“We’re machines, machines, machines,” one of the researchers asserts in “Anatomy of a Scientific Discovery,” a book about endorphins, those powerful substances manufactured by the brain that make you feel good. The brain’s own morphine.

The discovery of endorphins in the 1970s gave a boost to the body-as-machine model of life. Chemicals can produce good feelings.

Scientists suspected the existence of endorphins for several years before they actually found them, and once they did, they thought of a long list of ways in which such substances might be used to alter states of mind. This book is the history of that research.

It is also a book about scientists as much as it is a book about science. The author, Jeff Goldberg, a science writer, paints a picture of the personalities of the protagonists and the competitive forces that drive them.

After John Hughes of Aberdeen University in Scotland isolated the first endorphin after years of work, Goldberg describes the scene when he got home that night: “Hughes was positively jubilant . . . jumping up from the table at one point, and doing a little jig around the living room, singing in his monotone, at the top of his lungs, ‘We’re going to be famous! We’re going to be famous!’ ”


Full of Frailties

This is the school of science writing that portrays scientists as humans, full of all the frailties, jealousies and shortcomings with which we are familiar. In other words, an accurate portrait. This book is more like James Watson’s “Double Helix” than like Paul de Kruif’s “Microbe Hunters,” in which the scientists are demigods bent on helping mankind.

I mention De Kruif’s book, which was first published in 1926, because of the profound effect it had (and perhaps continues to have) on so many young people contemplating a career in science. I have met many scientists who speak reverently of that book.

Yet the Watson, tell-all approach, now exemplified by Jeff Goldberg, is more honest and revealing if less inspirational.

While Goldberg explores the underside of science, he never loses sight of the marvelous enterprise that it is. Science is a great intellectual endeavor, and it has enormous practical consequences. When Hughes announced his discovery of endorphins at a scientific meeting in Boston, one of the people who heard him, Huda Akil, had a near-religious experience.

“I think it is very rare,” she told Goldberg, “that a scientist is privileged to watch the birth of a new era in his or her field. It was something like waiting for the sun to come out and--all of a sudden it does. It had that feeling about it. We knew it was there, we knew it was important but nobody could quite get hold of it and then, all of a sudden, there it was in your lap and I remember thinking I’m never going to forget these days, because I may never live through anything like that again.”

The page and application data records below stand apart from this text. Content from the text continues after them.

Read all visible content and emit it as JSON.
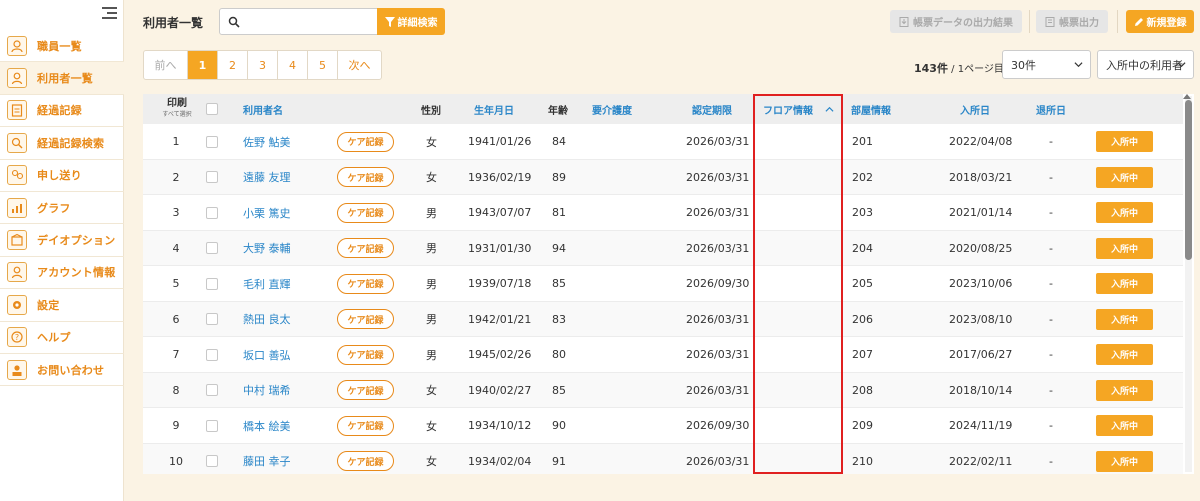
{
  "sidebar": {
    "items": [
      {
        "label": "職員一覧",
        "icon": "staff-icon"
      },
      {
        "label": "利用者一覧",
        "icon": "users-icon"
      },
      {
        "label": "経過記録",
        "icon": "clipboard-icon"
      },
      {
        "label": "経過記録検索",
        "icon": "record-search-icon"
      },
      {
        "label": "申し送り",
        "icon": "handover-icon"
      },
      {
        "label": "グラフ",
        "icon": "chart-icon"
      },
      {
        "label": "デイオプション",
        "icon": "day-option-icon"
      },
      {
        "label": "アカウント情報",
        "icon": "account-icon"
      },
      {
        "label": "設定",
        "icon": "gear-icon"
      },
      {
        "label": "ヘルプ",
        "icon": "help-icon"
      },
      {
        "label": "お問い合わせ",
        "icon": "contact-icon"
      }
    ]
  },
  "header": {
    "title": "利用者一覧",
    "search_placeholder": "",
    "detail_search_label": "詳細検索",
    "export_result_label": "帳票データの出力結果",
    "export_label": "帳票出力",
    "new_label": "新規登録"
  },
  "pagination": {
    "prev": "前へ",
    "pages": [
      "1",
      "2",
      "3",
      "4",
      "5"
    ],
    "current": "1",
    "next": "次へ"
  },
  "count": {
    "total": "143件",
    "page": "/ 1ページ目"
  },
  "selects": {
    "per_page": "30件",
    "status": "入所中の利用者"
  },
  "table": {
    "headers": {
      "print": "印刷",
      "select_all": "すべて選択",
      "name": "利用者名",
      "gender": "性別",
      "birthdate": "生年月日",
      "age": "年齢",
      "care_level": "要介護度",
      "cert_period": "認定期限",
      "floor": "フロア情報",
      "room": "部屋情報",
      "admission": "入所日",
      "discharge": "退所日"
    },
    "care_label": "ケア記録",
    "status_label": "入所中",
    "rows": [
      {
        "no": "1",
        "name": "佐野 鮎美",
        "gender": "女",
        "birth": "1941/01/26",
        "age": "84",
        "cert": "2026/03/31",
        "room": "201",
        "admit": "2022/04/08",
        "discharge": "-"
      },
      {
        "no": "2",
        "name": "遠藤 友理",
        "gender": "女",
        "birth": "1936/02/19",
        "age": "89",
        "cert": "2026/03/31",
        "room": "202",
        "admit": "2018/03/21",
        "discharge": "-"
      },
      {
        "no": "3",
        "name": "小栗 篤史",
        "gender": "男",
        "birth": "1943/07/07",
        "age": "81",
        "cert": "2026/03/31",
        "room": "203",
        "admit": "2021/01/14",
        "discharge": "-"
      },
      {
        "no": "4",
        "name": "大野 泰輔",
        "gender": "男",
        "birth": "1931/01/30",
        "age": "94",
        "cert": "2026/03/31",
        "room": "204",
        "admit": "2020/08/25",
        "discharge": "-"
      },
      {
        "no": "5",
        "name": "毛利 直輝",
        "gender": "男",
        "birth": "1939/07/18",
        "age": "85",
        "cert": "2026/09/30",
        "room": "205",
        "admit": "2023/10/06",
        "discharge": "-"
      },
      {
        "no": "6",
        "name": "熱田 良太",
        "gender": "男",
        "birth": "1942/01/21",
        "age": "83",
        "cert": "2026/03/31",
        "room": "206",
        "admit": "2023/08/10",
        "discharge": "-"
      },
      {
        "no": "7",
        "name": "坂口 善弘",
        "gender": "男",
        "birth": "1945/02/26",
        "age": "80",
        "cert": "2026/03/31",
        "room": "207",
        "admit": "2017/06/27",
        "discharge": "-"
      },
      {
        "no": "8",
        "name": "中村 瑞希",
        "gender": "女",
        "birth": "1940/02/27",
        "age": "85",
        "cert": "2026/03/31",
        "room": "208",
        "admit": "2018/10/14",
        "discharge": "-"
      },
      {
        "no": "9",
        "name": "橋本 絵美",
        "gender": "女",
        "birth": "1934/10/12",
        "age": "90",
        "cert": "2026/09/30",
        "room": "209",
        "admit": "2024/11/19",
        "discharge": "-"
      },
      {
        "no": "10",
        "name": "藤田 幸子",
        "gender": "女",
        "birth": "1934/02/04",
        "age": "91",
        "cert": "2026/03/31",
        "room": "210",
        "admit": "2022/02/11",
        "discharge": "-"
      }
    ]
  },
  "colors": {
    "accent": "#f5a623",
    "link": "#2a86c8",
    "highlight": "#e02020"
  }
}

Despite the enormous excitement generated by the discovery of endorphins, and the tremendous amount of further work that the discovery touched off, they have never quite lived up to the promise of being a powerful painkiller without side effects.


In recent years, there has been much speculation and research into the full range of roles that endorphins play. They have been linked to mental illness, drug addiction, acupuncture, the immune system, “runner’s high” and the pleasure of sex.

The thread that links all of this research is that the notion that the behavior of humans and animals is chemically based. It is the latest chapter in the age-old mind-body problem. Endorphin research, Goldberg writes, “increasingly merged the ‘hard’ sciences--physics, biology, and biophysics--with the behavioral sciences, psychology, and psychiatry.”

Though the jury is still out, Goldberg admirably tells the story of the science and the scientists in this cutting-edge work.